We offer new evidence on the evolution of ‘vulnerability-resilience nexus’ (VRN) in developing countries, in the context of SDGs. Our findings point to a significant increase in the resilience of LICs in key poverty areas such as, access to basic water and infant mortality. A cause for optimism, but not complacency, for what concerted international efforts can achieve. Using a Multidimensional Poverty Framework approach helps us understand the dynamic linkages between different aspects of poverty.
New results on the effect of financial crises on air pollution. We found a 1.4-6.2% fall in CO2, SO2 and NOx emissions shortly after a crisis breakout. Yet, this positive crisis effect disappears or reverses (1-2% increase) one or two years after the start of crisis. We find no short-term impact of crises on PM2.5 emissions; in contrast, we observe 0.9-1.8% medium term increases. Thus, the ‘punctuated degrowth’ caused by financial crises offers no long-term solution to environmental sustainability.
This project shows that current financial distress dynamics in developing countries, especially LICs, not only make SDGs unattainable, but are likely to reverse progress achieved during the MDGs. We suggest that the implementation of SDGs should be remodelled in a way that addresses this financial distress challenge head on.
Financial Crises and Environmental Sustainability (FCES) had a special issue accepted in the journal Sustainable Development.
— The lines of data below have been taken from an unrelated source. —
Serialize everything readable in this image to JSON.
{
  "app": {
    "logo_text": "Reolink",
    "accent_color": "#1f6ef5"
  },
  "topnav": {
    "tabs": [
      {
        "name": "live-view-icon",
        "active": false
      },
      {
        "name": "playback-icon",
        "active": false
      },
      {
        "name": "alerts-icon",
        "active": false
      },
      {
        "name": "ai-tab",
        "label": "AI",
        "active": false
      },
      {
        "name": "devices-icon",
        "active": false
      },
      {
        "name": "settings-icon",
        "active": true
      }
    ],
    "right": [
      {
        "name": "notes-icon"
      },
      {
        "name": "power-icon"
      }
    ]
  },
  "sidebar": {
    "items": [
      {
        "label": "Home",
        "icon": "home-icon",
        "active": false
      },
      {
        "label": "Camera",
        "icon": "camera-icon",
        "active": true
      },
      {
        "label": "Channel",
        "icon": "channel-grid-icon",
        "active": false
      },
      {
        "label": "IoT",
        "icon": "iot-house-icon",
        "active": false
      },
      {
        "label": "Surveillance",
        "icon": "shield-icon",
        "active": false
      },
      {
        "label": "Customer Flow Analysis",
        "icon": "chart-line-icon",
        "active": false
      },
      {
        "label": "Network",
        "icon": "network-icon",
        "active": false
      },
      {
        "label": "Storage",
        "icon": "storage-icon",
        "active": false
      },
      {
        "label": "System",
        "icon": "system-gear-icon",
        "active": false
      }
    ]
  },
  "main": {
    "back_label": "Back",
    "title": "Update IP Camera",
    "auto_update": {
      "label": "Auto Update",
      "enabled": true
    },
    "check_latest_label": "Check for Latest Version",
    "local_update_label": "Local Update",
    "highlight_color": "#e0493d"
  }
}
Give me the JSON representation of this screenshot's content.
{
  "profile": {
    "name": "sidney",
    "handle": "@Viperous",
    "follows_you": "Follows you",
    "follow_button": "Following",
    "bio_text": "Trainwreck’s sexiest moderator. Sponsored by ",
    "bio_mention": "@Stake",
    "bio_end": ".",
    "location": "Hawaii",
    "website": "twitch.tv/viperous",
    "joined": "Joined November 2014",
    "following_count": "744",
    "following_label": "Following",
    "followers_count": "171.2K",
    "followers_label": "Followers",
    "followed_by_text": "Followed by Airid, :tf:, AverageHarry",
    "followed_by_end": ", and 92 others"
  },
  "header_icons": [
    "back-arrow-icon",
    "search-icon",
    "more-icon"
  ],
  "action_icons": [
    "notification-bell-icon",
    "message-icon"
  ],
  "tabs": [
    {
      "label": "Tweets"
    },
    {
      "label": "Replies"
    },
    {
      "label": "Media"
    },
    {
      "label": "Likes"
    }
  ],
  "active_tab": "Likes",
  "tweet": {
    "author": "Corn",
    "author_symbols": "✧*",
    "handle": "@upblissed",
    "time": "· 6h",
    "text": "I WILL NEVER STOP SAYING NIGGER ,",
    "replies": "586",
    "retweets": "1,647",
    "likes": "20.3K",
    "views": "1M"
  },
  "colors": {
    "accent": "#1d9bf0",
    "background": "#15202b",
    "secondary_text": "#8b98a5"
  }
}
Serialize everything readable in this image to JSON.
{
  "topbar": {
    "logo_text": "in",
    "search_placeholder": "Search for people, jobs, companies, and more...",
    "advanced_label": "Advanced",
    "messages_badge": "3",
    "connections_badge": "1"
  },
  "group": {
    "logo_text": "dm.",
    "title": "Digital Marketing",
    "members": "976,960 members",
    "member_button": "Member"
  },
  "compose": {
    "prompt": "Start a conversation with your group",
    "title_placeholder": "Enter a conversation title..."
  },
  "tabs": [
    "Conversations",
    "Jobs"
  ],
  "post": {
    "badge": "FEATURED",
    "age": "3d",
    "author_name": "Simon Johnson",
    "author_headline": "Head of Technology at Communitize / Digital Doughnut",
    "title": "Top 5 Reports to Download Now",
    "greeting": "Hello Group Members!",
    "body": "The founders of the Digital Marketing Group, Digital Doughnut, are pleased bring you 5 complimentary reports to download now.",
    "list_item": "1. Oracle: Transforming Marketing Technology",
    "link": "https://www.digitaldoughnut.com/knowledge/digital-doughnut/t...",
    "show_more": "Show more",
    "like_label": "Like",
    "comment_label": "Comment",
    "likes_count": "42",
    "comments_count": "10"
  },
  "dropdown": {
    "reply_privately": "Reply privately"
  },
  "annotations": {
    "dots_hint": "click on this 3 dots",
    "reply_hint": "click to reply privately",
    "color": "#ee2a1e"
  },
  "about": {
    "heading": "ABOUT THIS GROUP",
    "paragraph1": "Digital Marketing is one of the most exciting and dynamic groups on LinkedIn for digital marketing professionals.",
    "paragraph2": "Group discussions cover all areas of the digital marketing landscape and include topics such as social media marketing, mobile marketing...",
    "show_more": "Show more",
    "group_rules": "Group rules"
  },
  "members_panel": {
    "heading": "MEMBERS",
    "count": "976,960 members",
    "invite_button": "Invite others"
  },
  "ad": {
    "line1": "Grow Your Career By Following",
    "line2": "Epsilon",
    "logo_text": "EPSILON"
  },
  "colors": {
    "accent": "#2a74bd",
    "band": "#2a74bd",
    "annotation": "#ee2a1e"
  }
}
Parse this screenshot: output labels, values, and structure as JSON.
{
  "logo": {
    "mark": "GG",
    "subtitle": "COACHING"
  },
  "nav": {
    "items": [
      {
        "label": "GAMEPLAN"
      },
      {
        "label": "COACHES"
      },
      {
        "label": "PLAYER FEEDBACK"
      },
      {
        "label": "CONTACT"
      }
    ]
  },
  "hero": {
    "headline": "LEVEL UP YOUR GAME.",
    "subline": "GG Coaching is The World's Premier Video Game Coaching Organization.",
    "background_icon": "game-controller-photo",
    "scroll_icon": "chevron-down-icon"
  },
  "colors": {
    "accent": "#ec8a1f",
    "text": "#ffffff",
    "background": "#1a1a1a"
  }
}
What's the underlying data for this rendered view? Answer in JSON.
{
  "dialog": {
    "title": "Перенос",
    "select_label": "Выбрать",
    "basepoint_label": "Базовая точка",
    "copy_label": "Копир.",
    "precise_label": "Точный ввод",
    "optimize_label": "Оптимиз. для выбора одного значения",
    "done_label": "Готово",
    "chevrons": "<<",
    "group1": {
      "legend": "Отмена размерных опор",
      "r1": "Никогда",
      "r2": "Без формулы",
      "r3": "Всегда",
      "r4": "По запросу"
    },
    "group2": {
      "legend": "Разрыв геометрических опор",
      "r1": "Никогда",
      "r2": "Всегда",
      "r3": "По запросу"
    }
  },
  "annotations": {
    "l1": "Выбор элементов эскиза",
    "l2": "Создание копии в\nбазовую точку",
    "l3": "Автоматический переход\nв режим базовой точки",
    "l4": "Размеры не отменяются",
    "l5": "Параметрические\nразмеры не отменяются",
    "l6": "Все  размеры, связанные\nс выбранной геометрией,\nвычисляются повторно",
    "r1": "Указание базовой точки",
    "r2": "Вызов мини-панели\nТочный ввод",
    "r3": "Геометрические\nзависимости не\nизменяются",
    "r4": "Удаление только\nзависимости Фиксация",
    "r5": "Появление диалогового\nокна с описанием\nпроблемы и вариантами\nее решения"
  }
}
The provisional title of the special issue is ‘Financial Crises, Poverty and Environmental Sustainability’ and will be co-edited by Andreas Antoniades, Alexander Antonarakis (FCES co-investigators), Jonathan Gilman (UNEP, Asia and the Pacific Office) and Isabell Kempf (UNRISD). The Special Issue is part of a wider range of activities associated with a forthcoming policy workshop to be hosted in the UN Conference Centre, Bangkok, Thailand, 14-15 December 2020.
- Webinar on ‘Financial Crises, Poverty and Environmental Sustainability in the Context of SDGs and Covid-19’ (November 2021), co-organised in collaboration with the UNDP-UNEP Poverty-Environment Action for Sustainable Development Goals (PEA) and the United Nations Research Institute for Social Development (UNRISD).
- Further reading
Brazil: Rainforest pay the price for country's crisis, the Financial Times
UN Report: Global Financial Crisis Endangering Forests Worldwide, Voice of America
Greeks turn to the forests for fuel as winter nears, The Guardian
Greek Economic Crisis Leads to Air Pollution Crisis, University of Southern California (USC)
Pollution in Greece Dropped During Financial Crisis, The Green Optimistic
Waste management in an era of economic crisis, United Nations Association, UK (UNA-UK).
- Principle Investigator (PI) and Co-Investigators
- Project team
- Dr Indra Widiarto, School of Global Studies
- Dr Patrick Schroeder, Chatham House: the Royal Institute of International Affairs
- Dr Lucia Pacca, UCSF Centre of Vulnerable Population
- Dr Martin Jung, International Institute for Applied Systems Analysis (IIASA)
- Dr José María Maya-Manzano, School of Chemical and Pharmaceutical Sciences, Dublin Institute of Technology
- Bernardo Cantone, Science & Policy Research Unit (SPRU)
- Dara Leyden, Centre for Global Political Economy (CGPE)